[App and web page records]
◇ ◇ ◇ ◇
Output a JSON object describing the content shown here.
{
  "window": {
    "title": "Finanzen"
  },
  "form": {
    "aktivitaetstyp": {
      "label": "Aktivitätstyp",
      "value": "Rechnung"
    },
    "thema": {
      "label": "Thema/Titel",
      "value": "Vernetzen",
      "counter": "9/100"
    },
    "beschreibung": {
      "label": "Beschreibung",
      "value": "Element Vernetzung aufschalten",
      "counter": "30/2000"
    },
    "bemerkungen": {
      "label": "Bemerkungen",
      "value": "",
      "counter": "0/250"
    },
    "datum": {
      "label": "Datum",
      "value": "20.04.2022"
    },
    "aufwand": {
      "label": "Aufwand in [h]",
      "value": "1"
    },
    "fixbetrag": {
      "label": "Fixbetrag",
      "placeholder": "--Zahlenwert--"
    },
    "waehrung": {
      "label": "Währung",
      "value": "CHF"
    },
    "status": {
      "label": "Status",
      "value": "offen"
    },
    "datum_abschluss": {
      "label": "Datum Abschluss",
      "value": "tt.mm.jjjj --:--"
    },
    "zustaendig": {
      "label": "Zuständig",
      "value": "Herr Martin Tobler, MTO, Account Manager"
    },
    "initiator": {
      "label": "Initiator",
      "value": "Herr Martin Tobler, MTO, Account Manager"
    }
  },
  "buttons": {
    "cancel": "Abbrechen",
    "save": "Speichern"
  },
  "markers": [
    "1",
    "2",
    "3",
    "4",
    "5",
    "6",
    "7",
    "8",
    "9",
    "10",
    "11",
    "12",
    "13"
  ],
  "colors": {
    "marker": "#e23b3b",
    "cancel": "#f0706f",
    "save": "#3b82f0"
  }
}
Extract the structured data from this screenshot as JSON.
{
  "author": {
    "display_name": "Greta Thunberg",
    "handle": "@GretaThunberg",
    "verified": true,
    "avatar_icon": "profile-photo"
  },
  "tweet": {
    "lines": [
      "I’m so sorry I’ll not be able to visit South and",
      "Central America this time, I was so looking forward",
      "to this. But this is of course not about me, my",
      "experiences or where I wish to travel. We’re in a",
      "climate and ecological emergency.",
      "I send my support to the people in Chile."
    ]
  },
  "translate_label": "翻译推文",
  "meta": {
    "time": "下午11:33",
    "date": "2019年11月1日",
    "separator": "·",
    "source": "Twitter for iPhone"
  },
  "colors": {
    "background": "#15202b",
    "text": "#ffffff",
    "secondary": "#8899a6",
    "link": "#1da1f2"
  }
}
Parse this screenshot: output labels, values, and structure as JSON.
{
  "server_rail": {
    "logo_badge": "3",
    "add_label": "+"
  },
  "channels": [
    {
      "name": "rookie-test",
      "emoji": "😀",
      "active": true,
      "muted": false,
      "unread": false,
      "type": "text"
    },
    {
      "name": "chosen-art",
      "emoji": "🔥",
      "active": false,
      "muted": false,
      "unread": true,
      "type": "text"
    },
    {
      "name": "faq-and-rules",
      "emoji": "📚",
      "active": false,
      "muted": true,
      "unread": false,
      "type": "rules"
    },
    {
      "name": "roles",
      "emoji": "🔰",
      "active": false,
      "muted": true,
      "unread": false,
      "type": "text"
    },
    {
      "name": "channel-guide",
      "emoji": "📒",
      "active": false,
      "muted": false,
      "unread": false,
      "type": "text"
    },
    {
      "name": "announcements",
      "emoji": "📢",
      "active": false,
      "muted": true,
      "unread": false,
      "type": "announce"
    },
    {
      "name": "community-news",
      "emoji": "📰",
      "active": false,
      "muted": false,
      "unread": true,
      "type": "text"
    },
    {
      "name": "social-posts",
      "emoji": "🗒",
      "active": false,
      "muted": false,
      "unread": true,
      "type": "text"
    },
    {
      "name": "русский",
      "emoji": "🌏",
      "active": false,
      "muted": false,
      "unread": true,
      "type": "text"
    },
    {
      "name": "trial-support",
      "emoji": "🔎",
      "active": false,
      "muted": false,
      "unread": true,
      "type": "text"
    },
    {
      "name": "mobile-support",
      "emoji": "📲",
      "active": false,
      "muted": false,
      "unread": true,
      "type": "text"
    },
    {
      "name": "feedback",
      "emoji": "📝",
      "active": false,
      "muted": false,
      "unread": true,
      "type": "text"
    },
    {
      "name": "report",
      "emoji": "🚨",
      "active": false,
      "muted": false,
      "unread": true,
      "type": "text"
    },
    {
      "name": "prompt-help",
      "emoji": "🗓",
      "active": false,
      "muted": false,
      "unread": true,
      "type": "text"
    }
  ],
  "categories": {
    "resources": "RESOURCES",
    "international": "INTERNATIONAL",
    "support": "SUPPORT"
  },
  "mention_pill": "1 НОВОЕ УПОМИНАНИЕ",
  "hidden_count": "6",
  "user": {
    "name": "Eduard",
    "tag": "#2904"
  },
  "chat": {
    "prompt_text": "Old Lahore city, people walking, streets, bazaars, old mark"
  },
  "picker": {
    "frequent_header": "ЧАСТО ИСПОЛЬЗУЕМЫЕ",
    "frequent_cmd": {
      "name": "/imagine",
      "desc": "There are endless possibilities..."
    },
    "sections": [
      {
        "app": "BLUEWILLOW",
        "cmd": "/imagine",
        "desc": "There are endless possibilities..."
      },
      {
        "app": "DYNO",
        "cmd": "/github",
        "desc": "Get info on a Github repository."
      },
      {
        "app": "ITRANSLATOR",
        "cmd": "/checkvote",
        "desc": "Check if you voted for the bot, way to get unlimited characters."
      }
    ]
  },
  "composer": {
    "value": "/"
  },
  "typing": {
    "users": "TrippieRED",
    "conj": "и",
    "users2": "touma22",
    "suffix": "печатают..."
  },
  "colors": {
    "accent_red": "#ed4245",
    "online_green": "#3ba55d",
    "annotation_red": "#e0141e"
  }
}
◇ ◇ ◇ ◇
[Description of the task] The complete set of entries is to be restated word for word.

[Exercise result]
Output a JSON object describing the content shown here.
{
  "window": {
    "title": "Finanzen"
  },
  "form": {
    "aktivitaetstyp": {
      "label": "Aktivitätstyp",
      "value": "Rechnung"
    },
    "thema": {
      "label": "Thema/Titel",
      "value": "Vernetzen",
      "counter": "9/100"
    },
    "beschreibung": {
      "label": "Beschreibung",
      "value": "Element Vernetzung aufschalten",
      "counter": "30/2000"
    },
    "bemerkungen": {
      "label": "Bemerkungen",
      "value": "",
      "counter": "0/250"
    },
    "datum": {
      "label": "Datum",
      "value": "20.04.2022"
    },
    "aufwand": {
      "label": "Aufwand in [h]",
      "value": "1"
    },
    "fixbetrag": {
      "label": "Fixbetrag",
      "placeholder": "--Zahlenwert--"
    },
    "waehrung": {
      "label": "Währung",
      "value": "CHF"
    },
    "status": {
      "label": "Status",
      "value": "offen"
    },
    "datum_abschluss": {
      "label": "Datum Abschluss",
      "value": "tt.mm.jjjj --:--"
    },
    "zustaendig": {
      "label": "Zuständig",
      "value": "Herr Martin Tobler, MTO, Account Manager"
    },
    "initiator": {
      "label": "Initiator",
      "value": "Herr Martin Tobler, MTO, Account Manager"
    }
  },
  "buttons": {
    "cancel": "Abbrechen",
    "save": "Speichern"
  },
  "markers": [
    "1",
    "2",
    "3",
    "4",
    "5",
    "6",
    "7",
    "8",
    "9",
    "10",
    "11",
    "12",
    "13"
  ],
  "colors": {
    "marker": "#e23b3b",
    "cancel": "#f0706f",
    "save": "#3b82f0"
  }
}
Extract the structured data from this screenshot as JSON.
{
  "author": {
    "display_name": "Greta Thunberg",
    "handle": "@GretaThunberg",
    "verified": true,
    "avatar_icon": "profile-photo"
  },
  "tweet": {
    "lines": [
      "I’m so sorry I’ll not be able to visit South and",
      "Central America this time, I was so looking forward",
      "to this. But this is of course not about me, my",
      "experiences or where I wish to travel. We’re in a",
      "climate and ecological emergency.",
      "I send my support to the people in Chile."
    ]
  },
  "translate_label": "翻译推文",
  "meta": {
    "time": "下午11:33",
    "date": "2019年11月1日",
    "separator": "·",
    "source": "Twitter for iPhone"
  },
  "colors": {
    "background": "#15202b",
    "text": "#ffffff",
    "secondary": "#8899a6",
    "link": "#1da1f2"
  }
}
Parse this screenshot: output labels, values, and structure as JSON.
{
  "server_rail": {
    "logo_badge": "3",
    "add_label": "+"
  },
  "channels": [
    {
      "name": "rookie-test",
      "emoji": "😀",
      "active": true,
      "muted": false,
      "unread": false,
      "type": "text"
    },
    {
      "name": "chosen-art",
      "emoji": "🔥",
      "active": false,
      "muted": false,
      "unread": true,
      "type": "text"
    },
    {
      "name": "faq-and-rules",
      "emoji": "📚",
      "active": false,
      "muted": true,
      "unread": false,
      "type": "rules"
    },
    {
      "name": "roles",
      "emoji": "🔰",
      "active": false,
      "muted": true,
      "unread": false,
      "type": "text"
    },
    {
      "name": "channel-guide",
      "emoji": "📒",
      "active": false,
      "muted": false,
      "unread": false,
      "type": "text"
    },
    {
      "name": "announcements",
      "emoji": "📢",
      "active": false,
      "muted": true,
      "unread": false,
      "type": "announce"
    },
    {
      "name": "community-news",
      "emoji": "📰",
      "active": false,
      "muted": false,
      "unread": true,
      "type": "text"
    },
    {
      "name": "social-posts",
      "emoji": "🗒",
      "active": false,
      "muted": false,
      "unread": true,
      "type": "text"
    },
    {
      "name": "русский",
      "emoji": "🌏",
      "active": false,
      "muted": false,
      "unread": true,
      "type": "text"
    },
    {
      "name": "trial-support",
      "emoji": "🔎",
      "active": false,
      "muted": false,
      "unread": true,
      "type": "text"
    },
    {
      "name": "mobile-support",
      "emoji": "📲",
      "active": false,
      "muted": false,
      "unread": true,
      "type": "text"
    },
    {
      "name": "feedback",
      "emoji": "📝",
      "active": false,
      "muted": false,
      "unread": true,
      "type": "text"
    },
    {
      "name": "report",
      "emoji": "🚨",
      "active": false,
      "muted": false,
      "unread": true,
      "type": "text"
    },
    {
      "name": "prompt-help",
      "emoji": "🗓",
      "active": false,
      "muted": false,
      "unread": true,
      "type": "text"
    }
  ],
  "categories": {
    "resources": "RESOURCES",
    "international": "INTERNATIONAL",
    "support": "SUPPORT"
  },
  "mention_pill": "1 НОВОЕ УПОМИНАНИЕ",
  "hidden_count": "6",
  "user": {
    "name": "Eduard",
    "tag": "#2904"
  },
  "chat": {
    "prompt_text": "Old Lahore city, people walking, streets, bazaars, old mark"
  },
  "picker": {
    "frequent_header": "ЧАСТО ИСПОЛЬЗУЕМЫЕ",
    "frequent_cmd": {
      "name": "/imagine",
      "desc": "There are endless possibilities..."
    },
    "sections": [
      {
        "app": "BLUEWILLOW",
        "cmd": "/imagine",
        "desc": "There are endless possibilities..."
      },
      {
        "app": "DYNO",
        "cmd": "/github",
        "desc": "Get info on a Github repository."
      },
      {
        "app": "ITRANSLATOR",
        "cmd": "/checkvote",
        "desc": "Check if you voted for the bot, way to get unlimited characters."
      }
    ]
  },
  "composer": {
    "value": "/"
  },
  "typing": {
    "users": "TrippieRED",
    "conj": "и",
    "users2": "touma22",
    "suffix": "печатают..."
  },
  "colors": {
    "accent_red": "#ed4245",
    "online_green": "#3ba55d",
    "annotation_red": "#e0141e"
  }
}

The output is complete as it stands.